On another note maybe you have combat experience and a situation presents itself that looks almost identical to one you've been in before. Maybe that situation went badly, maybe it went well. Maybe you'll try to do things different? Maybe you'll run it exactly the same way?
Either way if nothing particularly special happened other than training and adventuring, unless you bring it up it probably won't matter and that's the most common error to make. Do NOT let your history become irrelevant if you can help it. As you progress remember things that have happened so you can use those events to shape future reactions.
So if there's something that affects how your character will behave in the present History is VERY important, particularly if they're the reflective type who draws parallels between the past and present situations. But if they're the type of character to go 'the past is past' and move on it's not too important in the grand scheme of things. Characters of that sort often have a harder time getting started because they don't know anyone yet. So it's hard for them to find something to do. ALWAYS regardless of character type or personality or whatever, ALWAYS give your character some sort of goal in their history. If they have something they want to do this gives you your own starting point how you go about doing that is up to you.

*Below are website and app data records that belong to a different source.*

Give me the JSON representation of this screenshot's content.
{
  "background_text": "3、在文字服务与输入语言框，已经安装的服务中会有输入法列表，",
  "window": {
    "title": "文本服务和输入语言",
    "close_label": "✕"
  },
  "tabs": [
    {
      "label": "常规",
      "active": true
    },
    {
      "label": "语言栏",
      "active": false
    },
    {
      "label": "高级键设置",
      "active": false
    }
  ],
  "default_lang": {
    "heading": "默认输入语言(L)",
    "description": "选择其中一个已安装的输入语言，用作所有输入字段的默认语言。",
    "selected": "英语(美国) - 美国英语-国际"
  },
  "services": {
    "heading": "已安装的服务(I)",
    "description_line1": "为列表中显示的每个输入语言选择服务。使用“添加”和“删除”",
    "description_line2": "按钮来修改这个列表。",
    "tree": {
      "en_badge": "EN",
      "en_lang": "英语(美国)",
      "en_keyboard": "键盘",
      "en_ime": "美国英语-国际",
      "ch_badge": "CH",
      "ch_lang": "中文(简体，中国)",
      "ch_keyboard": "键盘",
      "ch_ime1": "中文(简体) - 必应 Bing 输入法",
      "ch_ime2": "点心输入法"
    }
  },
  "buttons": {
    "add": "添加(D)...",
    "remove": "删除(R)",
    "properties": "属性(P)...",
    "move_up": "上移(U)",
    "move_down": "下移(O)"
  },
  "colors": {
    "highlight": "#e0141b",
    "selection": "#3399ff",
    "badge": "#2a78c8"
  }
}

Ultimately the success or failure of a character comes down to interaction. When planning a character don't make an isolationist who has no goals, no wants, but has power. It's probably never going to get into anything. But a character who wants revenge, or wants to become famous, or rich or join an army(there's a couple taking recruits) or whatever they have something to do, he or she has a driving force behind their interaction with others that always pushes toward that ultimate goal and perhaps in the course of interaction that goal changes.
Don't be afraid to start your own threads, but be aware that people can only be in one place at a time, if no one joins it may just be because they're all tied up, not because they're avoiding a newb. When making your own thread, particularly if it's your first one, try to give it a purpose, somewhere to go, so your character has something to do regardless of whether one or 20 people join in. Even if it's something like a simple 'I'm on a job to go here and kill this thing over there, and then go get my money.' it's a plot, it has purpose, it has a place to go, a thing to do, and a end. Nice and tidy.
At the end maybe you'll continue travelling with anyone you met, and go on another random kill that thing over there quest. Or maybe you'll just travel and meet people.
Also don't be afraid to jump into one already going on, it may take you little bit to figure out what's going on but it SHOULD. You're new, your character hasn't been involved in what's going on, they need to find out what's going just as much as you do.
Oh yes one last tip, and this is very very important. DO NOT run off everytime a character with a higher post count than you enters a topic. You're going to meet them, it's inevitable, learn to handle being around people more powerful than you, you're new. One day down the line you'll get to be the one herding newbies. But right now, you're the new guy. Act like it.
And that's all from me and my opinions. Hopefully this helped you in figuring out what to do for your first character....or second or...whatever number it is.